EAST PROVIDENCE, R.I. | Two years ago, it would have been unthinkable that both seats held by Kennedy family members could be won by Republicans.
But Scott Brown’s January election to Sen. Edward M. Kennedy’s former Massachusetts seat paved the way, and now the GOP is hoping Rhode Island state Rep. John J. Loughlin II will give an encore performance in the race for the U.S. House seat held by Patrick J. Kennedy, the late senator’s son, in Tuesday’s election.
“What we are finding in Rhode Island is exactly what we found in Massachusetts during Scott Brown’s election, and that is extreme voter unrest about the liberal, big-government, agenda that is bankrupting our nation,” said Eric Fehrnstrom, the architect of Mr. Brown’s win and now a strategist with the Loughlin campaign.

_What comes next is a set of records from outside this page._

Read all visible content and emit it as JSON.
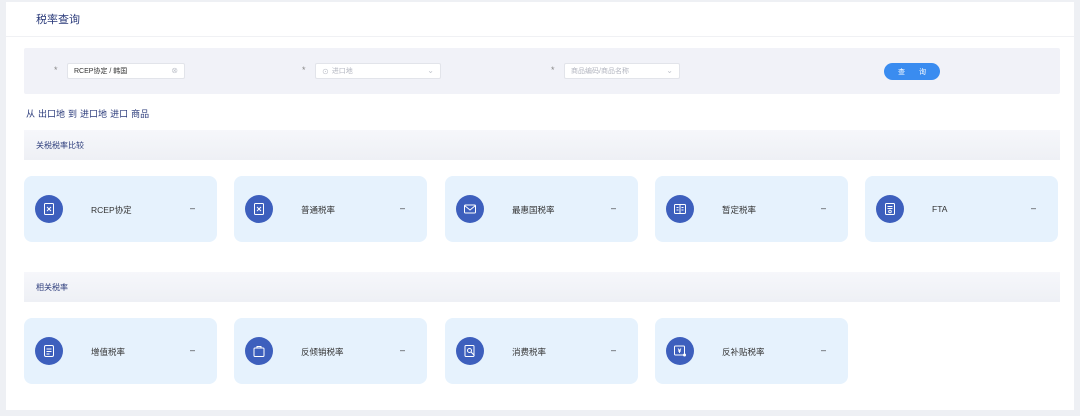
{
  "header": {
    "title": "税率查询"
  },
  "search": {
    "agreement": {
      "required_mark": "*",
      "value": "RCEP协定 / 韩国",
      "clear_icon": "clear-circle-icon"
    },
    "import_country": {
      "required_mark": "*",
      "placeholder": "进口地",
      "prefix_icon": "location-icon",
      "suffix_icon": "chevron-down-icon"
    },
    "product": {
      "required_mark": "*",
      "placeholder": "商品编码/商品名称",
      "suffix_icon": "chevron-down-icon"
    },
    "query_label": "查 询"
  },
  "route": {
    "from": "从",
    "origin": "出口地",
    "to": "到",
    "destination": "进口地",
    "import": "进口",
    "goods": "商品"
  },
  "sections": {
    "tariff": {
      "title": "关税税率比较",
      "cards": [
        {
          "label": "RCEP协定",
          "value": "–",
          "icon": "document-x-icon"
        },
        {
          "label": "普通税率",
          "value": "–",
          "icon": "document-x-icon"
        },
        {
          "label": "最惠国税率",
          "value": "–",
          "icon": "envelope-icon"
        },
        {
          "label": "暂定税率",
          "value": "–",
          "icon": "grid-icon"
        },
        {
          "label": "FTA",
          "value": "–",
          "icon": "certificate-icon"
        }
      ]
    },
    "related": {
      "title": "相关税率",
      "cards": [
        {
          "label": "增值税率",
          "value": "–",
          "icon": "list-doc-icon"
        },
        {
          "label": "反倾销税率",
          "value": "–",
          "icon": "bag-icon"
        },
        {
          "label": "消费税率",
          "value": "–",
          "icon": "search-doc-icon"
        },
        {
          "label": "反补贴税率",
          "value": "–",
          "icon": "yen-doc-icon"
        }
      ]
    }
  },
  "colors": {
    "accent": "#3a8cf0",
    "icon_bg": "#3d5fbd",
    "card_bg": "#e6f2fd",
    "title": "#2a3a7a"
  }
}
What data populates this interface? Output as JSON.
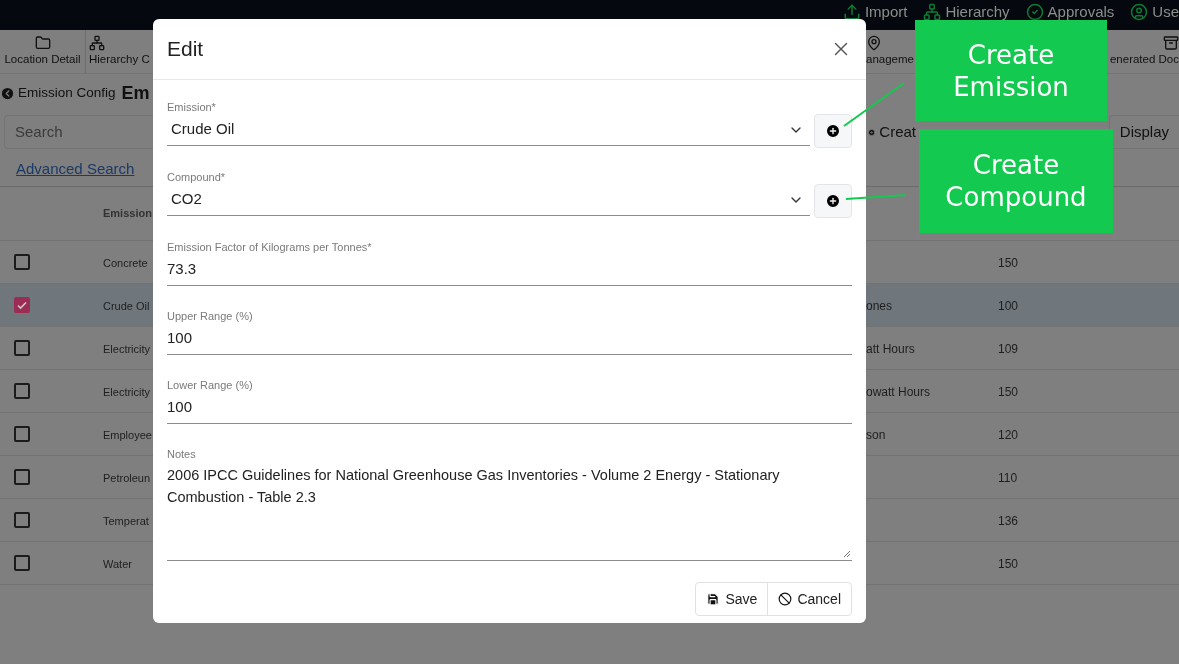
{
  "top_bar": {
    "items": [
      {
        "kind": "upload",
        "label": "Import"
      },
      {
        "kind": "hierarchy",
        "label": "Hierarchy"
      },
      {
        "kind": "check",
        "label": "Approvals"
      },
      {
        "kind": "user",
        "label": "Use"
      }
    ]
  },
  "toolbar": {
    "items": [
      {
        "kind": "folder",
        "label": "Location Detail"
      },
      {
        "kind": "hierarchy",
        "label": "Hierarchy C"
      },
      {
        "kind": "pin",
        "label": "anageme"
      },
      {
        "kind": "archive",
        "label": "enerated Doc"
      }
    ]
  },
  "breadcrumb": {
    "back": "Emission Config",
    "title": "Em"
  },
  "search": {
    "placeholder": "Search"
  },
  "actions": [
    {
      "kind": "create",
      "label": "Creat"
    },
    {
      "kind": "display",
      "label": "Display"
    }
  ],
  "advanced_search": "Advanced Search",
  "table": {
    "columns": [
      "Emission"
    ],
    "rows": [
      {
        "selected": false,
        "emission": "Concrete",
        "value": "150"
      },
      {
        "selected": true,
        "emission": "Crude Oil",
        "column_3": "ones",
        "value": "100"
      },
      {
        "selected": false,
        "emission": "Electricity",
        "column_3": "att Hours",
        "value": "109"
      },
      {
        "selected": false,
        "emission": "Electricity",
        "column_3": "owatt Hours",
        "value": "150"
      },
      {
        "selected": false,
        "emission": "Employee",
        "column_3": "son",
        "value": "120"
      },
      {
        "selected": false,
        "emission": "Petroleun",
        "value": "110"
      },
      {
        "selected": false,
        "emission": "Temperat",
        "value": "136"
      },
      {
        "selected": false,
        "emission": "Water",
        "value": "150"
      }
    ]
  },
  "dialog": {
    "title": "Edit",
    "fields": [
      {
        "kind": "select",
        "label": "Emission*",
        "value": "Crude Oil"
      },
      {
        "kind": "select",
        "label": "Compound*",
        "value": "CO2"
      },
      {
        "kind": "text",
        "label": "Emission Factor of Kilograms per Tonnes*",
        "value": "73.3"
      },
      {
        "kind": "text",
        "label": "Upper Range (%)",
        "value": "100"
      },
      {
        "kind": "text",
        "label": "Lower Range (%)",
        "value": "100"
      },
      {
        "kind": "textarea",
        "label": "Notes",
        "value": "2006 IPCC Guidelines for National Greenhouse Gas Inventories - Volume 2 Energy - Stationary Combustion - Table 2.3"
      }
    ],
    "buttons": [
      {
        "kind": "save",
        "label": "Save"
      },
      {
        "kind": "cancel",
        "label": "Cancel"
      }
    ]
  },
  "callouts": [
    {
      "label": "Create Emission"
    },
    {
      "label": "Create Compound"
    }
  ]
}
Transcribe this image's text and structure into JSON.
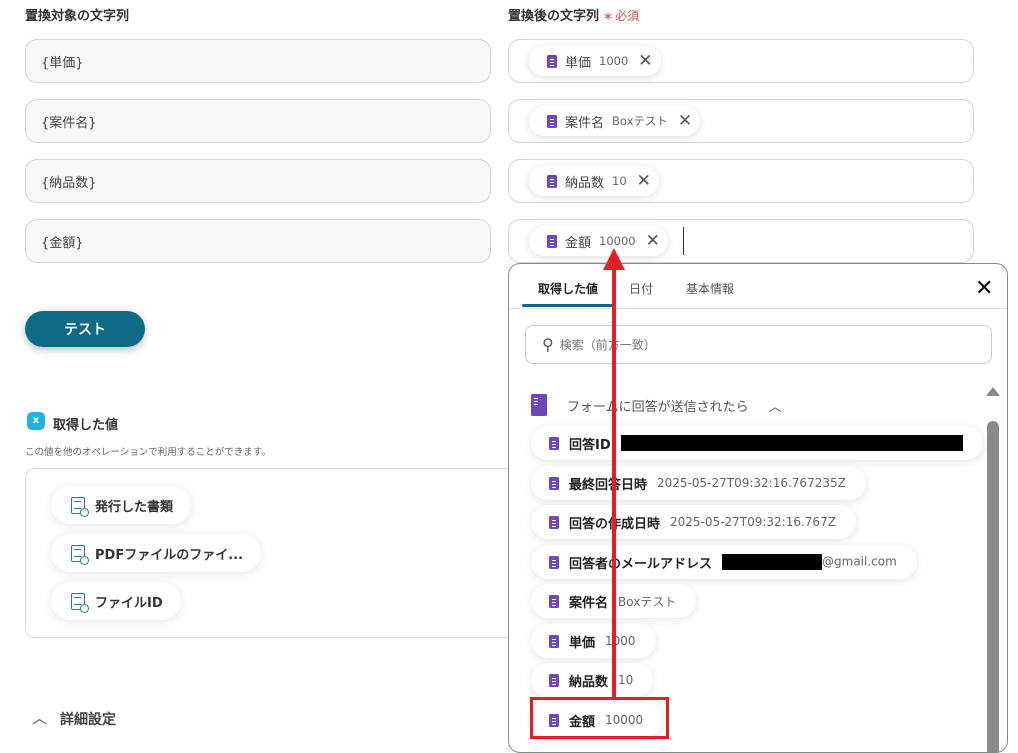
{
  "left": {
    "label": "置換対象の文字列",
    "fields": [
      "{単価}",
      "{案件名}",
      "{納品数}",
      "{金額}"
    ]
  },
  "right": {
    "label": "置換後の文字列",
    "required_mark": "∗",
    "required_text": "必須",
    "chips": [
      {
        "name": "単価",
        "value": "1000"
      },
      {
        "name": "案件名",
        "value": "Boxテスト"
      },
      {
        "name": "納品数",
        "value": "10"
      },
      {
        "name": "金額",
        "value": "10000"
      }
    ]
  },
  "test_button": "テスト",
  "outputs": {
    "title": "取得した値",
    "description": "この値を他のオペレーションで利用することができます。",
    "items": [
      "発行した書類",
      "PDFファイルのファイ...",
      "ファイルID"
    ]
  },
  "advanced": "詳細設定",
  "popup": {
    "tabs": [
      "取得した値",
      "日付",
      "基本情報"
    ],
    "search_placeholder": "検索（前方一致）",
    "group": "フォームに回答が送信されたら",
    "items": [
      {
        "name": "回答ID",
        "value": ""
      },
      {
        "name": "最終回答日時",
        "value": "2025-05-27T09:32:16.767235Z"
      },
      {
        "name": "回答の作成日時",
        "value": "2025-05-27T09:32:16.767Z"
      },
      {
        "name": "回答者のメールアドレス",
        "value": "@gmail.com"
      },
      {
        "name": "案件名",
        "value": "Boxテスト"
      },
      {
        "name": "単価",
        "value": "1000"
      },
      {
        "name": "納品数",
        "value": "10"
      },
      {
        "name": "金額",
        "value": "10000"
      }
    ]
  },
  "colors": {
    "accent": "#0f6a85",
    "annotation": "#e31e24",
    "form_icon": "#7248b9"
  }
}
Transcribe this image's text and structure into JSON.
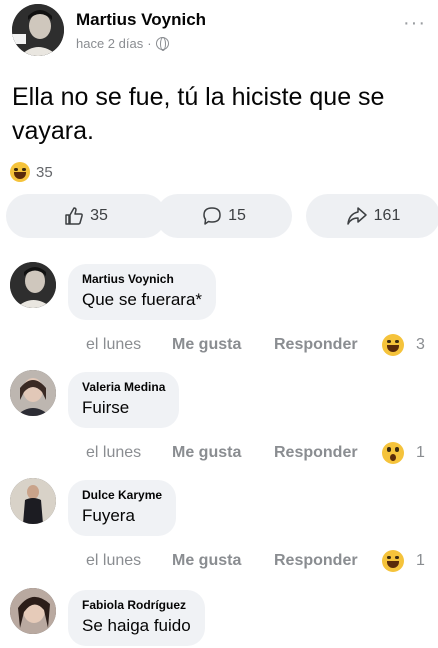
{
  "post": {
    "author": "Martius Voynich",
    "time": "hace 2 días",
    "separator": "·",
    "text": "Ella no se fue, tú la hiciste que se vayara.",
    "reaction_count": "35",
    "more_glyph": "···"
  },
  "actions": {
    "like_count": "35",
    "comment_count": "15",
    "share_count": "161"
  },
  "comments": [
    {
      "author": "Martius Voynich",
      "text": "Que se fuerara*",
      "time": "el lunes",
      "like": "Me gusta",
      "reply": "Responder",
      "reaction": "haha",
      "reaction_count": "3"
    },
    {
      "author": "Valeria Medina",
      "text": "Fuirse",
      "time": "el lunes",
      "like": "Me gusta",
      "reply": "Responder",
      "reaction": "wow",
      "reaction_count": "1"
    },
    {
      "author": "Dulce Karyme",
      "text": "Fuyera",
      "time": "el lunes",
      "like": "Me gusta",
      "reply": "Responder",
      "reaction": "haha",
      "reaction_count": "1"
    },
    {
      "author": "Fabiola Rodríguez",
      "text": "Se haiga fuido"
    }
  ],
  "colors": {
    "background": "#ffffff",
    "bubble": "#f0f2f5",
    "action_button": "#eef0f3",
    "muted_text": "#8a8d91",
    "emoji_yellow": "#f5c33b"
  }
}
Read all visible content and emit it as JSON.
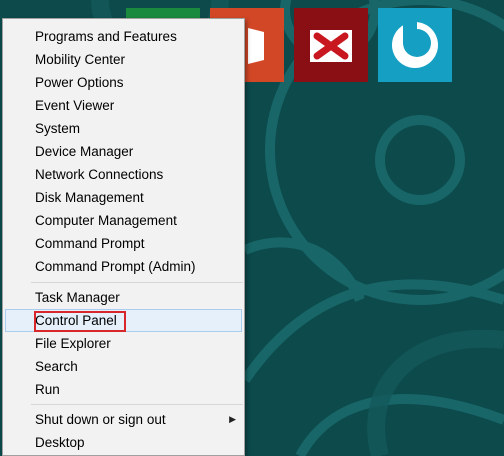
{
  "start_tiles": [
    {
      "name": "green-tile",
      "color": "#1a8a3f"
    },
    {
      "name": "office-tile",
      "color": "#d24726"
    },
    {
      "name": "xmind-tile",
      "color": "#8a0f14"
    },
    {
      "name": "simplenote-tile",
      "color": "#15a0c3"
    }
  ],
  "context_menu": {
    "groups": [
      [
        "Programs and Features",
        "Mobility Center",
        "Power Options",
        "Event Viewer",
        "System",
        "Device Manager",
        "Network Connections",
        "Disk Management",
        "Computer Management",
        "Command Prompt",
        "Command Prompt (Admin)"
      ],
      [
        "Task Manager",
        "Control Panel",
        "File Explorer",
        "Search",
        "Run"
      ],
      [
        "Shut down or sign out",
        "Desktop"
      ]
    ],
    "items": {
      "programs_features": "Programs and Features",
      "mobility_center": "Mobility Center",
      "power_options": "Power Options",
      "event_viewer": "Event Viewer",
      "system": "System",
      "device_manager": "Device Manager",
      "network_connections": "Network Connections",
      "disk_management": "Disk Management",
      "computer_management": "Computer Management",
      "command_prompt": "Command Prompt",
      "command_prompt_admin": "Command Prompt (Admin)",
      "task_manager": "Task Manager",
      "control_panel": "Control Panel",
      "file_explorer": "File Explorer",
      "search": "Search",
      "run": "Run",
      "shut_down": "Shut down or sign out",
      "desktop": "Desktop"
    },
    "highlighted_item": "Control Panel",
    "highlight_color": "#d9262b",
    "submenu_arrow": "▶"
  }
}
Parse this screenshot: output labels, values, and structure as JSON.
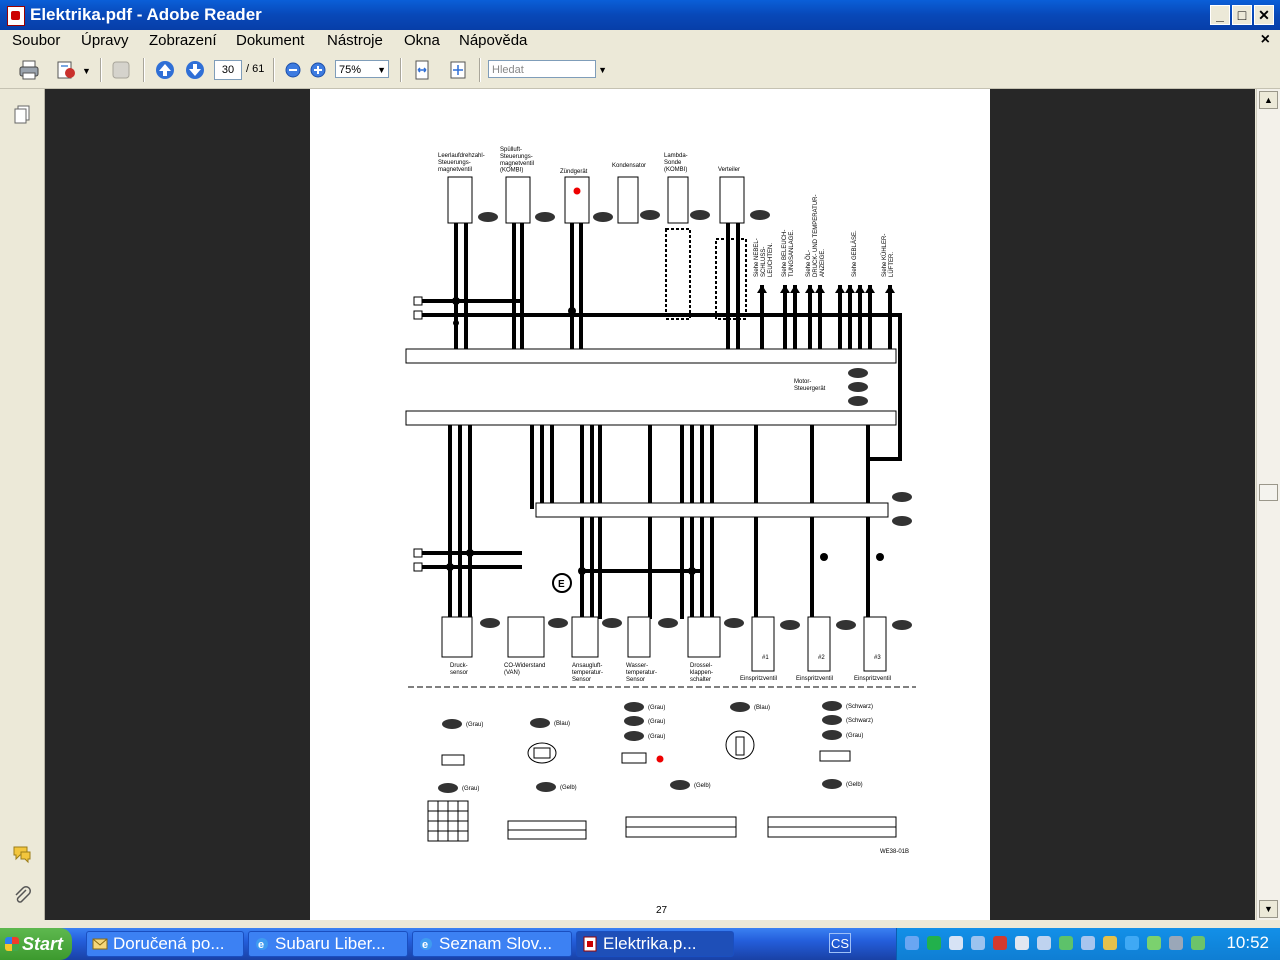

“People are just now beginning to wake up to the fact that our country is on the brink of financial ruin and Rhode Island is not immune to the voter backlash that we are witnessing in other parts of the country.”
An NBC10-Quest Research poll released Thursday found Mr. Loughlin trailing Democratic nominee David M. Cicilline by just 2 percentage points.
Whatever the outcome of the race, the election will mark the end of an era in American politics that dates back to 1946 when John F. Kennedy won a House seat in Massachusetts. Each year since then, at least one member of the Kennedy family has been in the White House, the U.S. House, or the U.S. Senate.
“It really is the end of the line for the Kennedys politically because when Patrick Kennedy leaves office I think the only Kennedy left is someone on the Santa Monica City Council,” said Darrell M. West, a former Brown University professor who now works at the left-leaning Brookings Institution. “When you think about the fact that at one point they had a president and two senators and now they are down to a city council seat, that pretty much tells the story.”
Robert S. Shriver, a nephew to the former president and brother of California’s first lady, Maria Shriver, is serving his second term on the Santa Monica City Council, this time as mayor.
In Rhode Island, the GOP’s odds of winning the 1st Congressional District increased in February after Patrick J. Kennedy abruptly announced that he would not seek re-election to the seat he has held since 1995.
Now days before Election Day, analysts say Mr. Cicilline, the mayor of Providence, has a slight edge over Mr. Loughlin in the race to represent this diverse district, which extends from the working-class neighborhoods of Woonsocket to the wealthier coastal community of Newport, where John Fitzgerald Kennedy married Jacqueline Bouvier in 1953.
Analysts say Providence Mayor David M. Cicilline, a Democrat, leads Mr. Loughlin, a Republican, in the race to represent this diverse district, which extends from the working-class neighborhoods of Woonsocket to the wealthier coastal community of Newport, where John Fitzgerald Kennedy married Jacqueline Bouvier in 1953.
But the White House isn’t taking any chances and is worried enough to deploy President Obama here this week to campaign for Mr. Cicilline. Meanwhile, Republicans held campaign rallies with Mr. Brown and Republican National Committee Chairman Michael S. Steele.
“No one is safe in this environment - even in Rhode Island,” said William J. Lynch, who recently stepped down as state Democratic Party chairman after 12 years. “This area is no longer just a blind, openly liberal safe area. Those days are gone.”
Asked why, Mr. Lynch pointed to voter registration numbers over the past two decades that show Rhode Island has gone from having 60 percent of voters registered as Democrats to 60 percent of voters registered as independents.
In many ways, this race and the congressional and gubernatorial races across the country have boiled down to a referendum on opposing governing philosophies, including the big-government approach that the Kennedys helped cultivate during their 64 years in elected office.